Recently, I was asked if I was going to fire an employee who made a mistake that cost the company $600,000. No, I replied, I just spent $600,000 training him. Why would I want somebody to hire his experience?                THOMAS J. WATSON SR.



How many lawyers have you watched move from one firm to another in the past year?  “The churn” as it has come to be known has become commonplace in the legal industry.

According to numerous reports, the average firm loses 20% of its associates per year.  And this is not a new phenomenon. This statistic seem to be relatively consistent for periods before and after the economic downturn and downsizing from 2007 to 2009.

The cost of the attrition, whether measured in terms of the bottom line or raw human drama, is extraordinary.  In term of dollars, on average, it costs law firms $200,000 plus to recruit, hire, train and replace the average associate. Compare this to the well run corporation, where turnover averages  2-3%.

The picture for partners isn’t any prettier. This article, by Michael Allen of Lateral Link, reports 2,000 to 3,000 lateral moves per year over the last 5 years. How successful have these moves been?  In short it is horribly unsuccessful. According to this post, a third of lateral partners leave their new home (for one reason or another) within three years. Almost half leave within five years.

The Reason For The Churn

There are a number of suggestions as to the root cause of such a high rate of attrition among law firms.
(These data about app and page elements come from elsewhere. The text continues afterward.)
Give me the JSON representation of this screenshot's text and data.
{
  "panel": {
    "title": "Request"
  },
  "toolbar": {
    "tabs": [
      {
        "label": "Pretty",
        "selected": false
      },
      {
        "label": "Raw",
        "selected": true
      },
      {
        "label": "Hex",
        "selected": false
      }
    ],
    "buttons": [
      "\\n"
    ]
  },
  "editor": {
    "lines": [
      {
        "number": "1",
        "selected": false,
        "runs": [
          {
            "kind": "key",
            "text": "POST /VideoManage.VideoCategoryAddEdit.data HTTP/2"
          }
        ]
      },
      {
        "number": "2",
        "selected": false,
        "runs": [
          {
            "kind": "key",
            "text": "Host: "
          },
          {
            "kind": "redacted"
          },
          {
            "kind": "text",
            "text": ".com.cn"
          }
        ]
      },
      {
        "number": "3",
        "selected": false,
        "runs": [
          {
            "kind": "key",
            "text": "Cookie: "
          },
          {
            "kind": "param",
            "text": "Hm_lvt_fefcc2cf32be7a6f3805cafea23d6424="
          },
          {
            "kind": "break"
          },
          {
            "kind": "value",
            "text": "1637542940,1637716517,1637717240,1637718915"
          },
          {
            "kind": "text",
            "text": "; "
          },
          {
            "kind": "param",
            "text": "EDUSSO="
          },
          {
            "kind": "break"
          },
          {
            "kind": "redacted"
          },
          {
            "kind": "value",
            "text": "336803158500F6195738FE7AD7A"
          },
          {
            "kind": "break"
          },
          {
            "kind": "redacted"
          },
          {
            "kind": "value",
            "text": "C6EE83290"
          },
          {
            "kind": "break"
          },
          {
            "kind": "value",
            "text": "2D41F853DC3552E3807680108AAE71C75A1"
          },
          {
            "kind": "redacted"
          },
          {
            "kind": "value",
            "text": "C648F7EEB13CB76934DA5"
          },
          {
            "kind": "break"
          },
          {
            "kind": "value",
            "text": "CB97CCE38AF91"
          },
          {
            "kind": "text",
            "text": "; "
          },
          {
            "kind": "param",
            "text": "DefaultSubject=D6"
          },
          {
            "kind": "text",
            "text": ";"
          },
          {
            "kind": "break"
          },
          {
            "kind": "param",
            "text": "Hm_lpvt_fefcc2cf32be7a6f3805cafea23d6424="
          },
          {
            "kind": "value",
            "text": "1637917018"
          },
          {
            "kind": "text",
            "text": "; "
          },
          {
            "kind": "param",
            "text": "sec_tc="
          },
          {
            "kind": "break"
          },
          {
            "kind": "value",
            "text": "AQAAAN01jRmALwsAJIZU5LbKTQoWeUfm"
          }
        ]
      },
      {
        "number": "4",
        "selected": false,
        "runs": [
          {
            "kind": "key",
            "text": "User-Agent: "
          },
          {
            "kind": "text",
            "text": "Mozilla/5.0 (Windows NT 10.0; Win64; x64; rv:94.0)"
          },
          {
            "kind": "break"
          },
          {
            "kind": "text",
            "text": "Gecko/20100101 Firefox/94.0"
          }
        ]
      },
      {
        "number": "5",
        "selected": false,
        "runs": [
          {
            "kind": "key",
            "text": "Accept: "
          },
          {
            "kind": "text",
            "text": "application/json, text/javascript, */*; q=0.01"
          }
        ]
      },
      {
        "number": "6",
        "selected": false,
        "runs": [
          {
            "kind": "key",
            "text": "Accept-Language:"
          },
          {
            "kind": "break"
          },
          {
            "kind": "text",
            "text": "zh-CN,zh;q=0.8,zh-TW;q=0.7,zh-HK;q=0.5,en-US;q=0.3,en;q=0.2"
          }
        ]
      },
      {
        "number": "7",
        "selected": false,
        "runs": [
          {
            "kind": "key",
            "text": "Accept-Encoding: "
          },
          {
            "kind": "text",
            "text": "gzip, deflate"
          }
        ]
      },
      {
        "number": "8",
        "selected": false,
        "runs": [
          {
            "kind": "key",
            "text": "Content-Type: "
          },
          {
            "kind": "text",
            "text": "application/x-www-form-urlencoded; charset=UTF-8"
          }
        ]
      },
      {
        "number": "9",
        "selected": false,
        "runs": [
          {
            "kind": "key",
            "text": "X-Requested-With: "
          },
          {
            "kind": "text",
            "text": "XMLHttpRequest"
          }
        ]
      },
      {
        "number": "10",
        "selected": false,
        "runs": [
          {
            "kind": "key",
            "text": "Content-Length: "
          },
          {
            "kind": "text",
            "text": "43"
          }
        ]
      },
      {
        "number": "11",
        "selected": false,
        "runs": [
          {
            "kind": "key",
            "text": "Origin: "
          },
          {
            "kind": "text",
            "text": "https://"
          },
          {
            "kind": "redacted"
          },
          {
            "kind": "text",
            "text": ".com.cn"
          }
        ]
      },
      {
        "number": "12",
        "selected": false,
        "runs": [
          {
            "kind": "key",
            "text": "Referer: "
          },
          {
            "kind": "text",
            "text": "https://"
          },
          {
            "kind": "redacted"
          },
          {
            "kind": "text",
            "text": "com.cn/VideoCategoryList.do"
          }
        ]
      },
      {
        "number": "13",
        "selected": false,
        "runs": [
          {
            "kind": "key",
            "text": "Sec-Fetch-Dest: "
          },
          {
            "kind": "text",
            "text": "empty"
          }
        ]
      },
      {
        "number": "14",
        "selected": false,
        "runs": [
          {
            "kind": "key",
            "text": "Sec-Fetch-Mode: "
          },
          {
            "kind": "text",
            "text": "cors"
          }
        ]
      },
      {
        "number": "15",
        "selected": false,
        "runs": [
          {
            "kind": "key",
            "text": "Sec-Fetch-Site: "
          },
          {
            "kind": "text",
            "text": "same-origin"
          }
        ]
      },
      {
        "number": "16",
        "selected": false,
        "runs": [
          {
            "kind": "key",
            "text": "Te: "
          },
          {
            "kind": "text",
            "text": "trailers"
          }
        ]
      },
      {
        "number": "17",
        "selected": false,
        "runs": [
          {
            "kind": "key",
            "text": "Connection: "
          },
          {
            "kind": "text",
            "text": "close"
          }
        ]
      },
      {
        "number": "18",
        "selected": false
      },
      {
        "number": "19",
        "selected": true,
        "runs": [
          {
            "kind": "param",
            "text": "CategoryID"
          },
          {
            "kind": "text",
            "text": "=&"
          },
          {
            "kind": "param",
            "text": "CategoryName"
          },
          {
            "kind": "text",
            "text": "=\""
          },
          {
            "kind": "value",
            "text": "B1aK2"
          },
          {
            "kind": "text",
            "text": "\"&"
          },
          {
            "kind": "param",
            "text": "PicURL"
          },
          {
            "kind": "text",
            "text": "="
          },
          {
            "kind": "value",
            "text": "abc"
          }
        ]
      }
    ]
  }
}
These include:

  • The economy
  • Poor hiring practices
  • Overselling of individual value
  • Lawyers as managers
  • Overly aggressive recruiting from search firms

I’d like to suggest that something else is at play. (See next Tuesday for Part 2)